A major condo and restaurant development in Eagle River is being met with some opposition.
One part of the project involves placing piers in a narrow channel on the Eagle River Chain.
The Wisconsin DNR held an informational meeting Wednesday night for people to learn more about the project, ask questions, and give comments.
Kansas-based developer The Dalmark Group wants to transform the former Lake Forest Golf Course in Eagle River into a community of condos called “The Crossing at Lake Forest”.
According to its website, the multi-phase development is expected to include dozens of condos, walking trails, a clubhouse, and boat rentals.
Wednesday’s DNR meeting via Zoom was solely focused on one aspect of the project: piers the group wants to install on the property's southern edge.
The developers want to put in 18 permanent piers with 34 boat slips.
One section would be for boaters to dock to use the restaurant the developers are planning to build.
The other section would be for boat rentals.
Zachary Nicols with Dalmark spoke at the meeting. He said when installing the piers, work would also be done to help protect the shoreline from erosion.
“Creating this area will provide a multitude of things. One of them is it removes the current obstruction within the waterway, which of those two trees are currently extending out into the waterway. It also creates an enhanced habitat area for fish and wildlife,” he said. “By placing the trees in the manner that we're proposing, it also creates a wave break to protect this area of the shoreline where there is some existing erosion occurring.”
Many people who owned properties on the chain spoke in opposition to the project during the meeting.
The biggest concern raised was the increased boat traffic in an already congested area.
Delmark wants to build the piers in the channel that connects Eagle and Voyageur Lakes.
People argued there’s already too much traffic with boating laws like no wake not being enforced and that this project will reduce the width of the already narrow channel.
“My wife and I have a place on Otter Lake. We travel the entire chain. And I can tell you, without any hesitation whatsoever, this area is by far the most congested and I'll say dangerous area to travel on the entire chain,” said Jim Rosenthal.
Scotty Rippel believes it will be especially dangerous for non-motorized boats trying to make their way through.
“That's similar to reducing a highway from four lanes to two lanes and adding in more driveways,” he said.
Some people said surveys they did of the channel show more than 7,000 boats going through the channel over the course of 19 days.
At the beginning of the meeting, DNR staff said it has made a “tentative determination that it will issue the permit for the proposed activity”.
People can submit written public comments to the DNR on the project until September 16th.

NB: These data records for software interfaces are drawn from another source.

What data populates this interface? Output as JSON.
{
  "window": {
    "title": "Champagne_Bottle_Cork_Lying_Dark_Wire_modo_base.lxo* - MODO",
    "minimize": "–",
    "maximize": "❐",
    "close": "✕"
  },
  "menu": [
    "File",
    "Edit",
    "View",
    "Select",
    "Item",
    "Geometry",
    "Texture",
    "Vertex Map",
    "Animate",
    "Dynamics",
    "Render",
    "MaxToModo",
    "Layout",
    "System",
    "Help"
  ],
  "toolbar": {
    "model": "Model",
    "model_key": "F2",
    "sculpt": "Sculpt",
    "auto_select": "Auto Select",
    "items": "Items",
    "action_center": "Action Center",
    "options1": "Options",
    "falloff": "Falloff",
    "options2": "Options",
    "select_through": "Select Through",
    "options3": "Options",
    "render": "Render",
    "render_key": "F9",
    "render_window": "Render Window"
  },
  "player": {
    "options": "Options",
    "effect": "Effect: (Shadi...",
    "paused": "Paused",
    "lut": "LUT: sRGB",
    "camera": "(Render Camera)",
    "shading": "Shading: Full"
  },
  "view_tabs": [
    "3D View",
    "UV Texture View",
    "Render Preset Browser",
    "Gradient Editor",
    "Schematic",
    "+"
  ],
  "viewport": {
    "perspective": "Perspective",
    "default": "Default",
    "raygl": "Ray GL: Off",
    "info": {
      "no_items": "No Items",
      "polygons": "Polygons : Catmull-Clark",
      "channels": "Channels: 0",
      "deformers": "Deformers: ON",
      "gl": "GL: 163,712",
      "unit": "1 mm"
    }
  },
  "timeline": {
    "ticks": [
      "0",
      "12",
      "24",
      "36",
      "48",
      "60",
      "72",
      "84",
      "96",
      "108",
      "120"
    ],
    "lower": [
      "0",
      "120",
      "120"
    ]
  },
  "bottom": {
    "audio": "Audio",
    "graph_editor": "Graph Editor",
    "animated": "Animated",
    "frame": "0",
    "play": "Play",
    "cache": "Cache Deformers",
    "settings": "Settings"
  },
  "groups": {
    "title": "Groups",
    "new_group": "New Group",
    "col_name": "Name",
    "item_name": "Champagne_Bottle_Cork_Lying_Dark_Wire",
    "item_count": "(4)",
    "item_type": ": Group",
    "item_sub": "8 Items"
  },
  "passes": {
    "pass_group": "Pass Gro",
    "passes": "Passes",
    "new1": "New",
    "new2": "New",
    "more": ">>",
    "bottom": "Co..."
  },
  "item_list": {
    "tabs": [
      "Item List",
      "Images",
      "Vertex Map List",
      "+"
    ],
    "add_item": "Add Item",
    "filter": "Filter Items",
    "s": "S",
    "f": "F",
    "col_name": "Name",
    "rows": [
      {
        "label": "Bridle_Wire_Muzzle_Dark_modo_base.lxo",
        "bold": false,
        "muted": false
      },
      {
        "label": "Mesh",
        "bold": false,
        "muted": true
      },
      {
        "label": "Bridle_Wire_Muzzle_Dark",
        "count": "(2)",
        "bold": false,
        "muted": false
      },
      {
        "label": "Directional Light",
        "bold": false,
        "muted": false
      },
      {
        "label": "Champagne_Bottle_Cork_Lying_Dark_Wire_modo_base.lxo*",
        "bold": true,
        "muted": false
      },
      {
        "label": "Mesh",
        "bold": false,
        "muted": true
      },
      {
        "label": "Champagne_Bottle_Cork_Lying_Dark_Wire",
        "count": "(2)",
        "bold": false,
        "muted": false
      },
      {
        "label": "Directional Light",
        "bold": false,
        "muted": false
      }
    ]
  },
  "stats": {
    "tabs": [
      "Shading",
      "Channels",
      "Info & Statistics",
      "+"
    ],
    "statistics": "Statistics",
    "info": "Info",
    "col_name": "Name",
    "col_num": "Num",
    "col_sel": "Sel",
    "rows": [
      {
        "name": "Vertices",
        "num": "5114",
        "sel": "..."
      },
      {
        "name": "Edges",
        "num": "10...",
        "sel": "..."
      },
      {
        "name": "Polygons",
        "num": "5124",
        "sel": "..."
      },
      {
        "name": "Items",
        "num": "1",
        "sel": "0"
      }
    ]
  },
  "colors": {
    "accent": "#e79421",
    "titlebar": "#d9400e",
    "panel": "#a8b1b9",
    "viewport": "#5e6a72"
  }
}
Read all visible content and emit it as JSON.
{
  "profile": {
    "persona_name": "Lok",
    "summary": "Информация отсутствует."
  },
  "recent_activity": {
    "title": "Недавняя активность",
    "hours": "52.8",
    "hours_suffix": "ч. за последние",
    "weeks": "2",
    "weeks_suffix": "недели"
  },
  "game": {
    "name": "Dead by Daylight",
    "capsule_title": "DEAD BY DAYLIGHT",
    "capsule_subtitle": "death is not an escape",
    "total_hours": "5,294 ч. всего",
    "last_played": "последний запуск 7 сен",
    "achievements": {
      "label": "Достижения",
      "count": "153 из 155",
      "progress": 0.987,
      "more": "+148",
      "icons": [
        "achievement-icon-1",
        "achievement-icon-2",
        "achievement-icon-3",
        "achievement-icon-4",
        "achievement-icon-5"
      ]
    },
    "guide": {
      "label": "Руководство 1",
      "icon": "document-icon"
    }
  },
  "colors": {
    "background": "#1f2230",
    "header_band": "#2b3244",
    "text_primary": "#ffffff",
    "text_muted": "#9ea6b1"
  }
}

Any member of the public may submit written comments by emailing firstname.lastname@example.org or writing to Nicole Hays, 107 Sutliff Ave., Rhinelander, WI 54501 by U.S. mail. Comments should include the docket number (Docket Number IP-NO-2023-64-02012) or applicant name. Comments must be postmarked no later than 10 days
after the date that the public informational hearing is completed in order for them to be considered.
The DNR needs to make a final decision by October 6th.